It’s IT budgeting time for 2015 — and Barr Snyderwine is reaching for the stars.
“I’m going to present over 20% in increased IT spending” to the executive team, says the CIO at Hargrove Inc., a trade show and event services company in Lanham, Md. “I’m going to present everything I think we should be doing.” On his wish list? Mobile technologies that will make it easier to access floor plans and information from the trade show floor. Those technologies will have to be integrated with internal workflow systems “so it’s a little harder [and more expensive] to roll those out,” Snyderwine explains.
He’s also throwing in some “teasers,” such as a request for 100 Microsoft Surface tablets. “Those are fabulous devices, but a little pricey. We deal with a lot of graphics, so to put them on tablets at show sites, blow them up, see them and [manipulate] them — that could be a really killer app for us,” Snyderwine says. He admits that the use case for such a splurge “isn’t there yet,” but he figures “it’s worth putting out there.”

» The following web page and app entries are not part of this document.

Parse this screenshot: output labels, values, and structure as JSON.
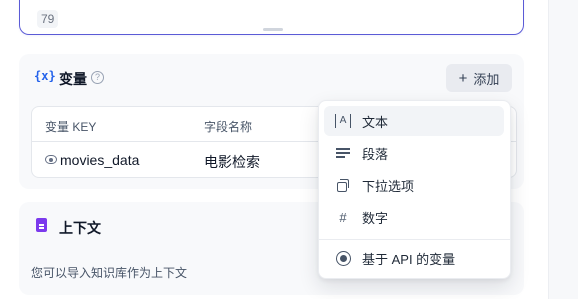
{
  "textarea": {
    "char_count": "79"
  },
  "variables": {
    "title_icon": "{x}",
    "title": "变量",
    "help_icon": "?",
    "add_button": {
      "plus": "+",
      "label": "添加"
    },
    "table": {
      "headers": [
        "变量 KEY",
        "字段名称"
      ],
      "rows": [
        {
          "key": "movies_data",
          "name": "电影检索"
        }
      ]
    }
  },
  "context": {
    "title": "上下文",
    "description": "您可以导入知识库作为上下文"
  },
  "dropdown": {
    "items": [
      {
        "icon": "text-icon",
        "label": "文本"
      },
      {
        "icon": "paragraph-icon",
        "label": "段落"
      },
      {
        "icon": "select-icon",
        "label": "下拉选项"
      },
      {
        "icon": "number-icon",
        "label": "数字",
        "glyph": "#"
      },
      {
        "icon": "api-icon",
        "label": "基于 API 的变量"
      }
    ],
    "text_icon_glyph": "A"
  },
  "colors": {
    "accent": "#5b5bd6",
    "variable_icon": "#2563eb",
    "context_icon": "#7c3aed"
  }
}
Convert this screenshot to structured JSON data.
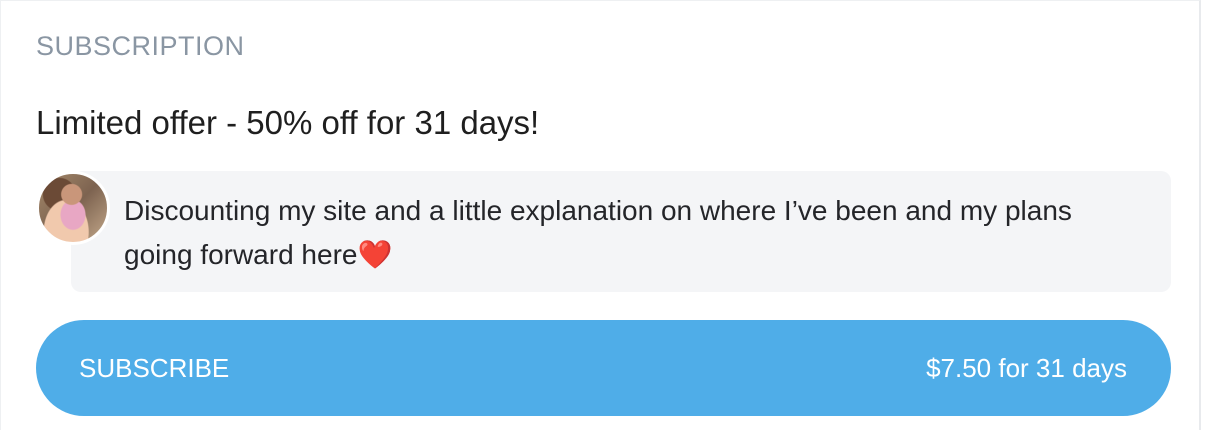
{
  "section": {
    "label": "SUBSCRIPTION"
  },
  "offer": {
    "title": "Limited offer - 50% off for 31 days!"
  },
  "message": {
    "text": "Discounting my site and a little explanation on where I’ve been and my plans going forward here",
    "emoji": "❤️"
  },
  "subscribe": {
    "label": "SUBSCRIBE",
    "price": "$7.50 for 31 days"
  },
  "colors": {
    "button": "#4fade8",
    "label": "#8a96a3",
    "bubble": "#f4f5f7"
  }
}
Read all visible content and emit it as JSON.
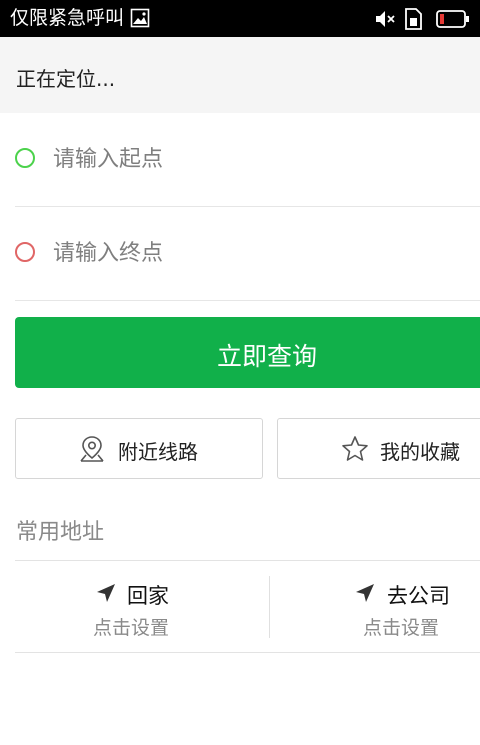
{
  "status_bar": {
    "carrier_text": "仅限紧急呼叫",
    "icons": [
      "image-icon",
      "muted-speaker-icon",
      "sim-icon",
      "battery-low-icon"
    ],
    "battery_color": "#e53935"
  },
  "location": {
    "status_text": "正在定位..."
  },
  "route_form": {
    "start": {
      "placeholder": "请输入起点",
      "value": "",
      "marker_color": "#4cd24c"
    },
    "end": {
      "placeholder": "请输入终点",
      "value": "",
      "marker_color": "#e06666"
    },
    "search_label": "立即查询",
    "search_color": "#11b04a"
  },
  "quick_actions": [
    {
      "icon": "location-pin-icon",
      "label": "附近线路"
    },
    {
      "icon": "star-icon",
      "label": "我的收藏"
    }
  ],
  "common_addresses": {
    "title": "常用地址",
    "items": [
      {
        "icon": "navigation-arrow-icon",
        "name": "回家",
        "hint": "点击设置"
      },
      {
        "icon": "navigation-arrow-icon",
        "name": "去公司",
        "hint": "点击设置"
      }
    ]
  }
}
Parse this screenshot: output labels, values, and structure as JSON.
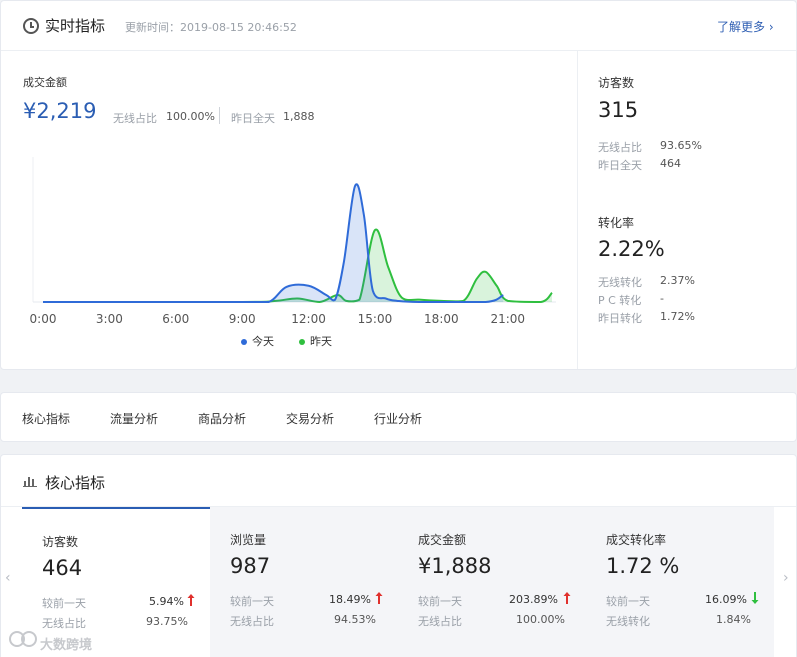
{
  "realtime": {
    "title": "实时指标",
    "updated": "更新时间：2019-08-15 20:46:52",
    "more_link": "了解更多"
  },
  "amount": {
    "label": "成交金额",
    "value": "¥2,219",
    "wireless_label": "无线占比",
    "wireless_value": "100.00%",
    "yesterday_label": "昨日全天",
    "yesterday_value": "1,888"
  },
  "visitors": {
    "label": "访客数",
    "value": "315",
    "wireless_label": "无线占比",
    "wireless_value": "93.65%",
    "yesterday_label": "昨日全天",
    "yesterday_value": "464"
  },
  "conversion": {
    "label": "转化率",
    "value": "2.22%",
    "wireless_label": "无线转化",
    "wireless_value": "2.37%",
    "pc_label": "P C 转化",
    "pc_value": "-",
    "yesterday_label": "昨日转化",
    "yesterday_value": "1.72%"
  },
  "chart_data": {
    "type": "area",
    "x_ticks": [
      "0:00",
      "3:00",
      "6:00",
      "9:00",
      "12:00",
      "15:00",
      "18:00",
      "21:00"
    ],
    "x_range": [
      0,
      23
    ],
    "y_range": [
      0,
      100
    ],
    "series": [
      {
        "name": "今天",
        "color": "#2f6bd8",
        "points": [
          [
            0,
            0
          ],
          [
            9,
            0
          ],
          [
            10.2,
            0
          ],
          [
            11,
            13
          ],
          [
            12,
            14
          ],
          [
            12.8,
            6
          ],
          [
            13.2,
            2
          ],
          [
            13.6,
            35
          ],
          [
            14.1,
            100
          ],
          [
            14.5,
            75
          ],
          [
            14.9,
            10
          ],
          [
            15.5,
            3
          ],
          [
            16,
            1
          ],
          [
            17,
            0
          ],
          [
            20,
            0
          ],
          [
            20.8,
            6
          ]
        ]
      },
      {
        "name": "昨天",
        "color": "#2fbf3f",
        "points": [
          [
            0,
            0
          ],
          [
            9,
            0
          ],
          [
            10.5,
            1
          ],
          [
            11.5,
            3
          ],
          [
            12.5,
            0
          ],
          [
            13.3,
            6
          ],
          [
            13.7,
            1
          ],
          [
            14.3,
            2
          ],
          [
            15,
            62
          ],
          [
            15.6,
            30
          ],
          [
            16.2,
            4
          ],
          [
            17,
            2
          ],
          [
            18,
            1
          ],
          [
            19,
            1
          ],
          [
            19.6,
            20
          ],
          [
            20,
            26
          ],
          [
            20.5,
            14
          ],
          [
            21,
            1
          ],
          [
            22.5,
            0
          ],
          [
            23,
            8
          ]
        ]
      }
    ]
  },
  "tabs": [
    "核心指标",
    "流量分析",
    "商品分析",
    "交易分析",
    "行业分析"
  ],
  "core": {
    "title": "核心指标",
    "cards": [
      {
        "label": "访客数",
        "value": "464",
        "compare_label": "较前一天",
        "compare_value": "5.94%",
        "trend": "up",
        "wireless_label": "无线占比",
        "wireless_value": "93.75%"
      },
      {
        "label": "浏览量",
        "value": "987",
        "compare_label": "较前一天",
        "compare_value": "18.49%",
        "trend": "up",
        "wireless_label": "无线占比",
        "wireless_value": "94.53%"
      },
      {
        "label": "成交金额",
        "value": "¥1,888",
        "compare_label": "较前一天",
        "compare_value": "203.89%",
        "trend": "up",
        "wireless_label": "无线占比",
        "wireless_value": "100.00%"
      },
      {
        "label": "成交转化率",
        "value": "1.72 %",
        "compare_label": "较前一天",
        "compare_value": "16.09%",
        "trend": "down",
        "wireless_label": "无线转化",
        "wireless_value": "1.84%"
      }
    ]
  },
  "watermark": "大数跨境",
  "colors": {
    "accent": "#2a5db3",
    "up": "#e0312d",
    "down": "#2fbf3f"
  }
}
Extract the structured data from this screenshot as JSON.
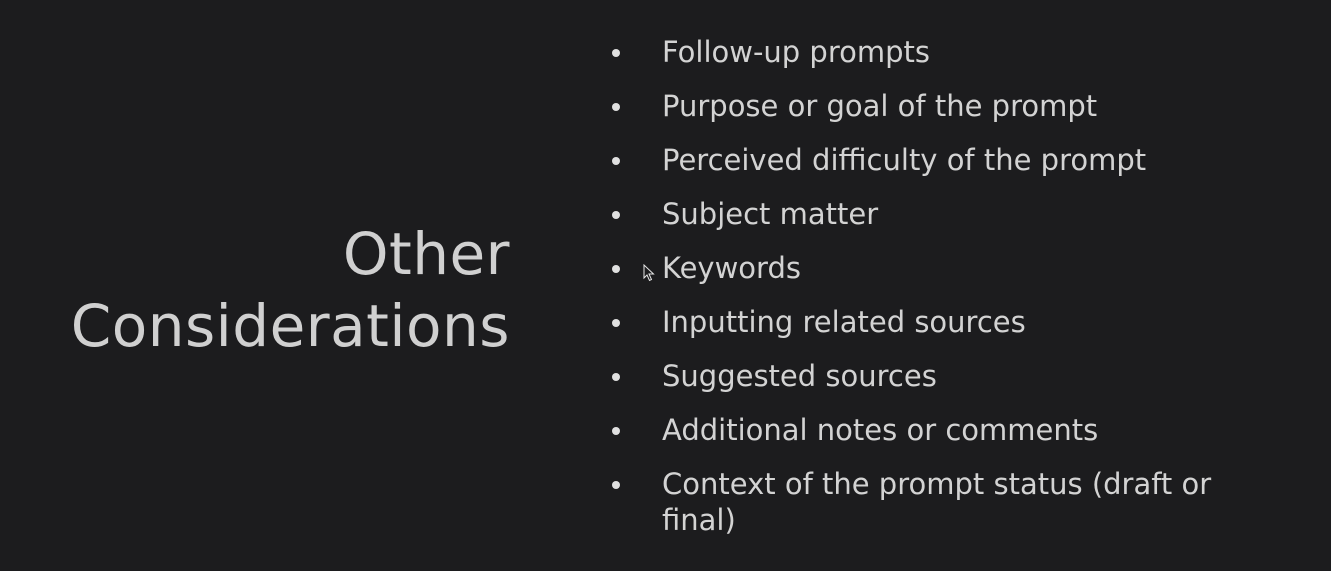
{
  "slide": {
    "title_line1": "Other",
    "title_line2": "Considerations",
    "bullets": [
      "Follow-up prompts",
      "Purpose or goal of the prompt",
      "Perceived difficulty of the prompt",
      "Subject matter",
      "Keywords",
      "Inputting related sources",
      "Suggested sources",
      "Additional notes or comments",
      "Context of the prompt status (draft or final)"
    ]
  },
  "colors": {
    "background": "#1c1c1e",
    "text": "#d3d3d3"
  },
  "icons": {
    "cursor": "mouse-pointer-icon",
    "bullet": "bullet-dot-icon"
  }
}
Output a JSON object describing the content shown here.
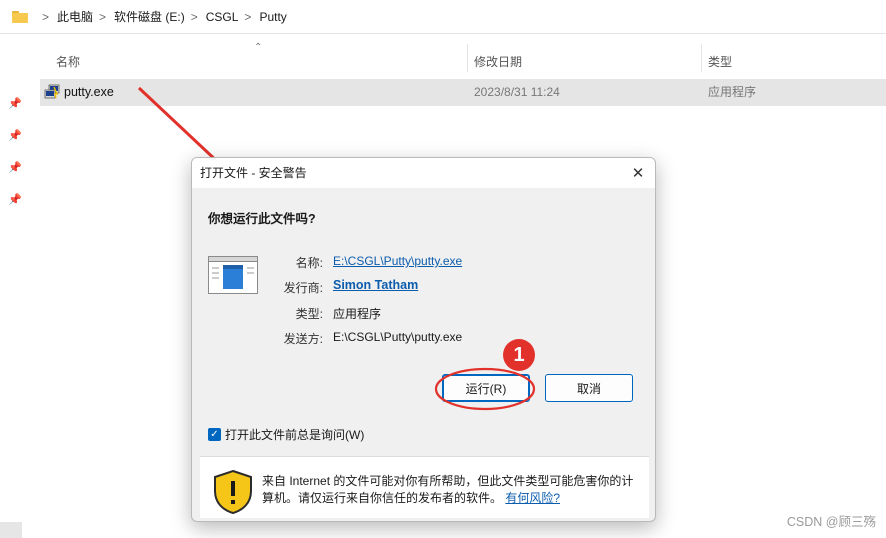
{
  "address_bar": {
    "breadcrumbs": [
      "此电脑",
      "软件磁盘 (E:)",
      "CSGL",
      "Putty"
    ],
    "separator": ">"
  },
  "columns": {
    "name": "名称",
    "date": "修改日期",
    "type": "类型"
  },
  "file": {
    "name": "putty.exe",
    "date": "2023/8/31 11:24",
    "type": "应用程序",
    "icon": "putty-app-icon"
  },
  "dialog": {
    "title": "打开文件 - 安全警告",
    "close_glyph": "✕",
    "question": "你想运行此文件吗?",
    "fields": {
      "name_label": "名称:",
      "name_value": "E:\\CSGL\\Putty\\putty.exe",
      "publisher_label": "发行商:",
      "publisher_value": "Simon Tatham",
      "type_label": "类型:",
      "type_value": "应用程序",
      "from_label": "发送方:",
      "from_value": "E:\\CSGL\\Putty\\putty.exe"
    },
    "run_button": "运行(R)",
    "cancel_button": "取消",
    "checkbox": {
      "label": "打开此文件前总是询问(W)",
      "checked": true
    },
    "warning": {
      "text": "来自 Internet 的文件可能对你有所帮助，但此文件类型可能危害你的计算机。请仅运行来自你信任的发布者的软件。",
      "link": "有何风险?"
    }
  },
  "annotation": {
    "badge_number": "1",
    "color": "#e2312b"
  },
  "watermark": "CSDN @顾三殇",
  "colors": {
    "accent": "#0067c0",
    "link": "#0b5cad",
    "folder": "#f7ca4f",
    "shield": "#f5c518"
  }
}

When it comes to new technology, business leaders don’t know what they don’t know, he says. Therefore, it’s part of his innovation strategy to make all parts of the organization aware of new technologies that can improve business processes and bring in new customers. And why not? With the economy slowly improving, IT leaders are more optimistic that corporate purse strings will loosen up in 2015, and they’re eager to bring new technologies into the fold in addition to just keeping the lights on.